Their stories are both part of the Gouldsboro Historical Society’s “Archive Without Walls” digital collection that launched today. You’re invited in for a first look at the ground floor. Admission charge? — $0.00!

GHS’s digital collection was once part the Digital Archive offered by The History Trust, a consortium of more than a dozen local non-profits that collaborate to safeguard historical collections of coastal Maine’s Acadia region. The GHS online collection is now available here.

The salt water farmer?
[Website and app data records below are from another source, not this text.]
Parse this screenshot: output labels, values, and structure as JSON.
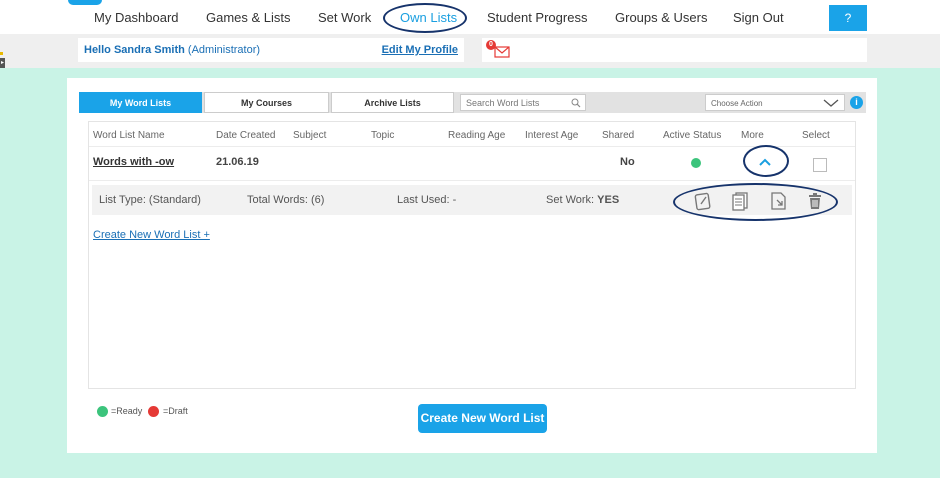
{
  "nav": {
    "items": [
      {
        "label": "My Dashboard"
      },
      {
        "label": "Games & Lists"
      },
      {
        "label": "Set Work"
      },
      {
        "label": "Own Lists"
      },
      {
        "label": "Student Progress"
      },
      {
        "label": "Groups & Users"
      },
      {
        "label": "Sign Out"
      }
    ],
    "help_label": "?"
  },
  "profile": {
    "hello": "Hello Sandra Smith",
    "role": "(Administrator)",
    "edit_label": "Edit My Profile",
    "message_count": "0"
  },
  "tabs": [
    {
      "label": "My Word Lists"
    },
    {
      "label": "My Courses"
    },
    {
      "label": "Archive Lists"
    }
  ],
  "search": {
    "placeholder": "Search Word Lists"
  },
  "action_select": {
    "value": "Choose Action"
  },
  "table": {
    "headers": [
      "Word List Name",
      "Date Created",
      "Subject",
      "Topic",
      "Reading Age",
      "Interest Age",
      "Shared",
      "Active Status",
      "More",
      "Select"
    ],
    "rows": [
      {
        "name": "Words with -ow",
        "date_created": "21.06.19",
        "subject": "",
        "topic": "",
        "reading_age": "",
        "interest_age": "",
        "shared": "No",
        "active_status": "ready"
      }
    ],
    "detail": {
      "list_type": "List Type: (Standard)",
      "total_words": "Total Words: (6)",
      "last_used": "Last Used: -",
      "set_work_label": "Set Work:",
      "set_work_value": "YES"
    }
  },
  "create_link": "Create New Word List +",
  "legend": {
    "ready": "=Ready",
    "draft": "=Draft"
  },
  "create_button": "Create New Word List",
  "colors": {
    "accent": "#1aa3e8",
    "ready": "#3cc47c",
    "draft": "#e53935",
    "background": "#c9f3e6",
    "highlight_circle": "#16336b"
  }
}
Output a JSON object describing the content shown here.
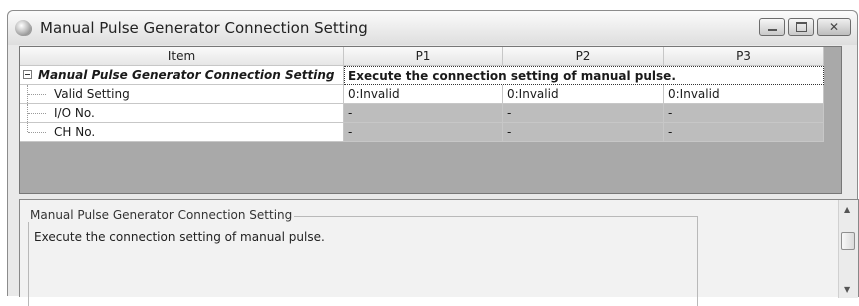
{
  "window": {
    "title": "Manual Pulse Generator Connection Setting",
    "icon": "gear-disc-icon",
    "controls": [
      "minimize-icon",
      "maximize-icon",
      "close-icon"
    ]
  },
  "grid": {
    "headers": {
      "item": "Item",
      "p1": "P1",
      "p2": "P2",
      "p3": "P3"
    },
    "section": {
      "label": "Manual Pulse Generator Connection Setting",
      "description": "Execute the connection setting of manual pulse."
    },
    "rows": [
      {
        "label": "Valid Setting",
        "p1": "0:Invalid",
        "p2": "0:Invalid",
        "p3": "0:Invalid"
      },
      {
        "label": "I/O No.",
        "p1": "-",
        "p2": "-",
        "p3": "-"
      },
      {
        "label": "CH No.",
        "p1": "-",
        "p2": "-",
        "p3": "-"
      }
    ]
  },
  "description_panel": {
    "title": "Manual Pulse Generator Connection Setting",
    "text": "Execute the connection setting of manual pulse."
  },
  "colors": {
    "grid_background": "#a9a9a9",
    "disabled_cell": "#bdbdbd",
    "panel_background": "#f2f2f2"
  }
}
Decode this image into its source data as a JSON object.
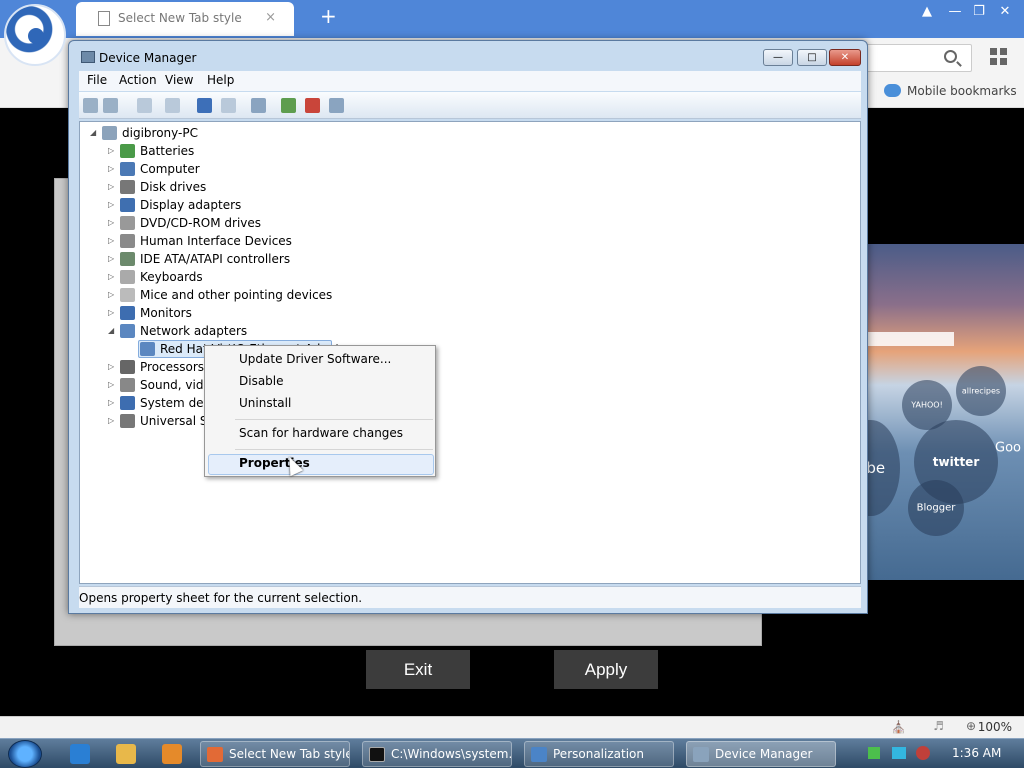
{
  "browser": {
    "tab_title": "Select New Tab style",
    "tab_close": "×",
    "new_tab": "+",
    "bookmarks_label": "Mobile bookmarks",
    "zoom": "100%"
  },
  "device_manager": {
    "title": "Device Manager",
    "menus": [
      "File",
      "Action",
      "View",
      "Help"
    ],
    "tree_root": "digibrony-PC",
    "categories": [
      "Batteries",
      "Computer",
      "Disk drives",
      "Display adapters",
      "DVD/CD-ROM drives",
      "Human Interface Devices",
      "IDE ATA/ATAPI controllers",
      "Keyboards",
      "Mice and other pointing devices",
      "Monitors",
      "Network adapters",
      "Processors",
      "Sound, video",
      "System devi",
      "Universal Se"
    ],
    "selected_device": "Red Hat VirtIO Ethernet Adapter",
    "status_text": "Opens property sheet for the current selection."
  },
  "context_menu": {
    "items": [
      "Update Driver Software...",
      "Disable",
      "Uninstall",
      "Scan for hardware changes",
      "Properties"
    ]
  },
  "dialog_buttons": {
    "exit": "Exit",
    "apply": "Apply"
  },
  "speed_dial": {
    "labels": [
      "allrecipes",
      "YAHOO!",
      "twitter",
      "ube",
      "Blogger",
      "Goo"
    ]
  },
  "taskbar": {
    "buttons": [
      "Select New Tab style ...",
      "C:\\Windows\\system...",
      "Personalization",
      "Device Manager"
    ],
    "clock": "1:36 AM"
  }
}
That’s Lutee M. Guptill, and her 5-year diary is part of our digital collection. Lutee was born in Gouldsboro in 1873 and died after the end of WWII at the age of 76. She and her older brother Marcus, both single, lived on their family’s farm in West Bay their entire lives. Her daily journal covers January 1939 to October 1943. In her terse 2–10 word diary entries, she poignantly depicts mourning, dealing with a winter death, loss and loneliness, and loved ones going off to fight a war, balanced by new babies, family dinners, joining the Seaside Grange, and the weather: all while continuing the milking, churning, cooking, washing, ironing, and mending of farm life.

The country doctor?
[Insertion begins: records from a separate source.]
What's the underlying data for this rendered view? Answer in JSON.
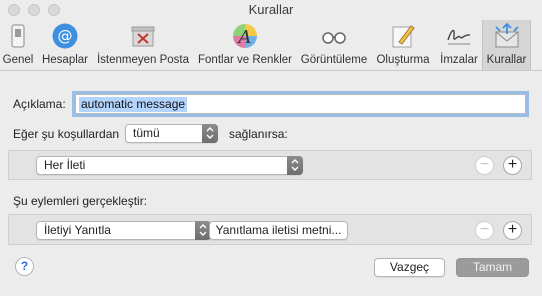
{
  "window": {
    "title": "Kurallar"
  },
  "toolbar": {
    "tabs": [
      {
        "label": "Genel",
        "icon": "switch-icon",
        "active": false
      },
      {
        "label": "Hesaplar",
        "icon": "at-sign-icon",
        "active": false
      },
      {
        "label": "İstenmeyen Posta",
        "icon": "junk-mail-icon",
        "active": false
      },
      {
        "label": "Fontlar ve Renkler",
        "icon": "font-color-icon",
        "active": false
      },
      {
        "label": "Görüntüleme",
        "icon": "glasses-icon",
        "active": false
      },
      {
        "label": "Oluşturma",
        "icon": "compose-pencil-icon",
        "active": false
      },
      {
        "label": "İmzalar",
        "icon": "signature-icon",
        "active": false
      },
      {
        "label": "Kurallar",
        "icon": "rules-envelope-icon",
        "active": true
      }
    ]
  },
  "form": {
    "description_label": "Açıklama:",
    "description_value": "automatic message",
    "condition_prefix": "Eğer şu koşullardan",
    "condition_select": "tümü",
    "condition_suffix": "sağlanırsa:",
    "condition_row_select": "Her İleti",
    "actions_label": "Şu eylemleri gerçekleştir:",
    "action_row_select": "İletiyi Yanıtla",
    "action_row_button": "Yanıtlama iletisi metni..."
  },
  "buttons": {
    "remove": "−",
    "add": "+",
    "help": "?",
    "cancel": "Vazgeç",
    "ok": "Tamam"
  }
}
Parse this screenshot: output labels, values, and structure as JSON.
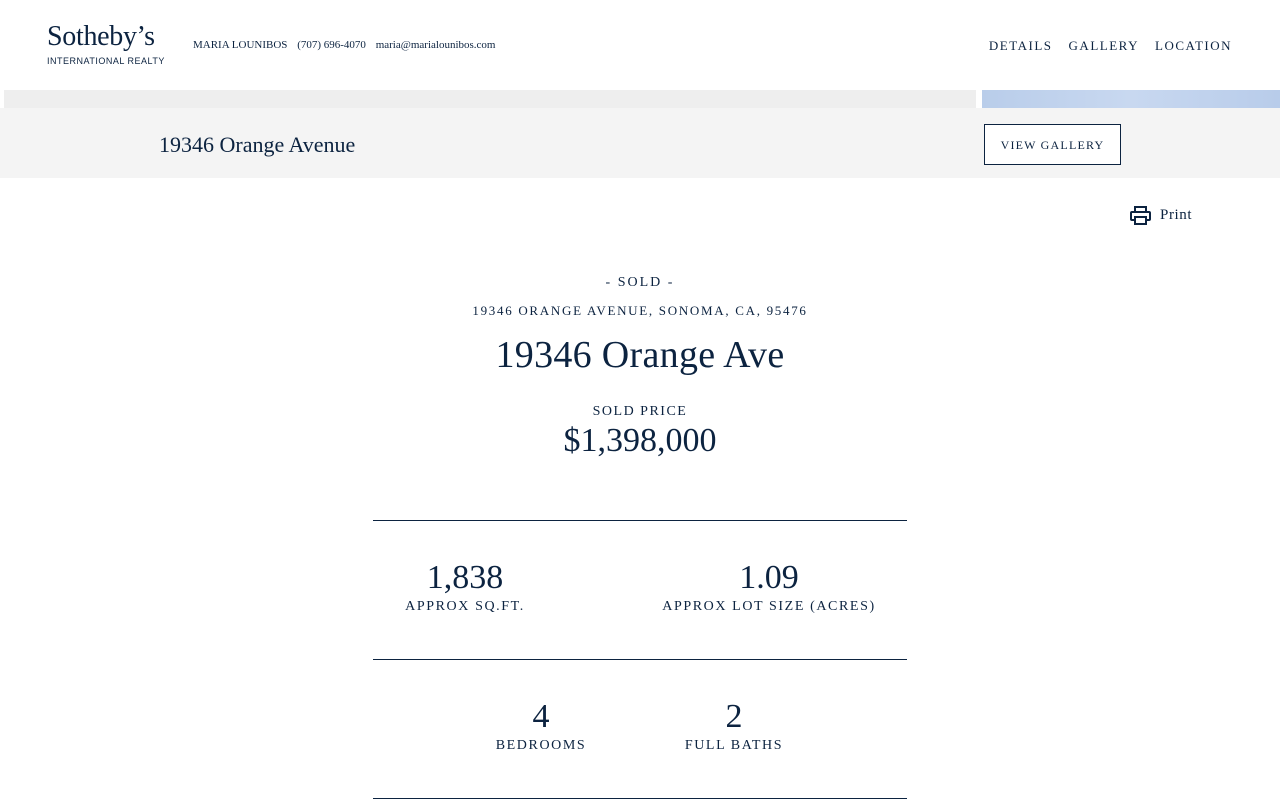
{
  "header": {
    "logo_main": "Sotheby’s",
    "logo_sub": "INTERNATIONAL REALTY",
    "agent_name": "MARIA LOUNIBOS",
    "agent_phone": "(707) 696-4070",
    "agent_email": "maria@marialounibos.com",
    "nav": [
      "DETAILS",
      "GALLERY",
      "LOCATION"
    ]
  },
  "title_bar": {
    "title": "19346 Orange Avenue",
    "view_gallery_label": "VIEW GALLERY"
  },
  "print_label": "Print",
  "listing": {
    "status": "- SOLD -",
    "full_address": "19346 ORANGE AVENUE, SONOMA, CA, 95476",
    "name": "19346 Orange Ave",
    "price_label": "SOLD PRICE",
    "price": "$1,398,000",
    "stats": [
      {
        "value": "1,838",
        "label": "APPROX SQ.FT."
      },
      {
        "value": "1.09",
        "label": "APPROX LOT SIZE (ACRES)"
      },
      {
        "value": "4",
        "label": "BEDROOMS"
      },
      {
        "value": "2",
        "label": "FULL BATHS"
      }
    ]
  },
  "colors": {
    "brand": "#0c2340",
    "title_bar_bg": "#f4f4f4"
  },
  "icons": {
    "print": "printer-icon"
  }
}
Dr. Nathaniel Pendleton served the residents of Gouldsboro from the mid-1830s until his death in 1877. He too chronicled his daily activities as a doctor, businessman, ship owner, Justice of the Peace, and postmaster in a “pocket diary.” The volumes from 1852 to 1874 have been preserved and protected by six generations of his descendants. These were graciously loaned to GHS to be scanned and shared online.
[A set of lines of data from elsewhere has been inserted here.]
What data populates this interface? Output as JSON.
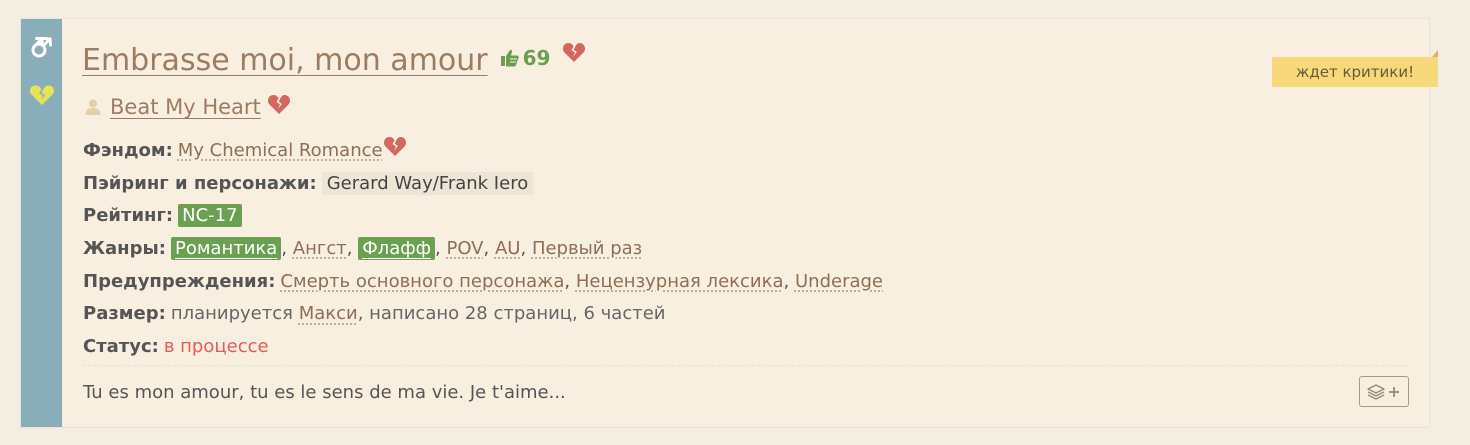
{
  "fanfic": {
    "title": "Embrasse moi, mon amour",
    "likes": "69",
    "author": "Beat My Heart",
    "badge": "ждет критики!",
    "description": "Tu es mon amour, tu es le sens de ma vie. Je t'aime...",
    "fandom": {
      "label": "Фэндом:",
      "value": "My Chemical Romance"
    },
    "pairing": {
      "label": "Пэйринг и персонажи:",
      "value": "Gerard Way/Frank Iero"
    },
    "rating": {
      "label": "Рейтинг:",
      "value": "NC-17"
    },
    "genres": {
      "label": "Жанры:",
      "items": [
        "Романтика",
        "Ангст",
        "Флафф",
        "POV",
        "AU",
        "Первый раз"
      ]
    },
    "warnings": {
      "label": "Предупреждения:",
      "items": [
        "Смерть основного персонажа",
        "Нецензурная лексика",
        "Underage"
      ]
    },
    "size": {
      "label": "Размер:",
      "prefix": "планируется",
      "size_link": "Макси",
      "suffix": ", написано 28 страниц, 6 частей"
    },
    "status": {
      "label": "Статус:",
      "value": "в процессе"
    },
    "separator": ","
  },
  "icons": {
    "direction": "male-male-icon",
    "side_heart": "broken-heart-yellow-icon",
    "like": "thumbs-up-icon",
    "heart": "broken-heart-icon",
    "author": "user-icon",
    "add_to_collection": "layers-plus-icon"
  },
  "colors": {
    "sidebar": "#88afb9",
    "card_bg": "#f8efe1",
    "link": "#9c7d63",
    "likes": "#6c9e51",
    "heart": "#d4675e",
    "green_tag": "#6ba053",
    "status": "#e55b55",
    "badge": "#f7d87a"
  }
}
Jennifer is a local historian and gravestone conservator. She is a member of the Gouldsboro Historical Society Board of Directors, manages its website, social media accounts, and online archives, and chairs its Cemetery Committee. She (mostly) lives in Corea, Maine.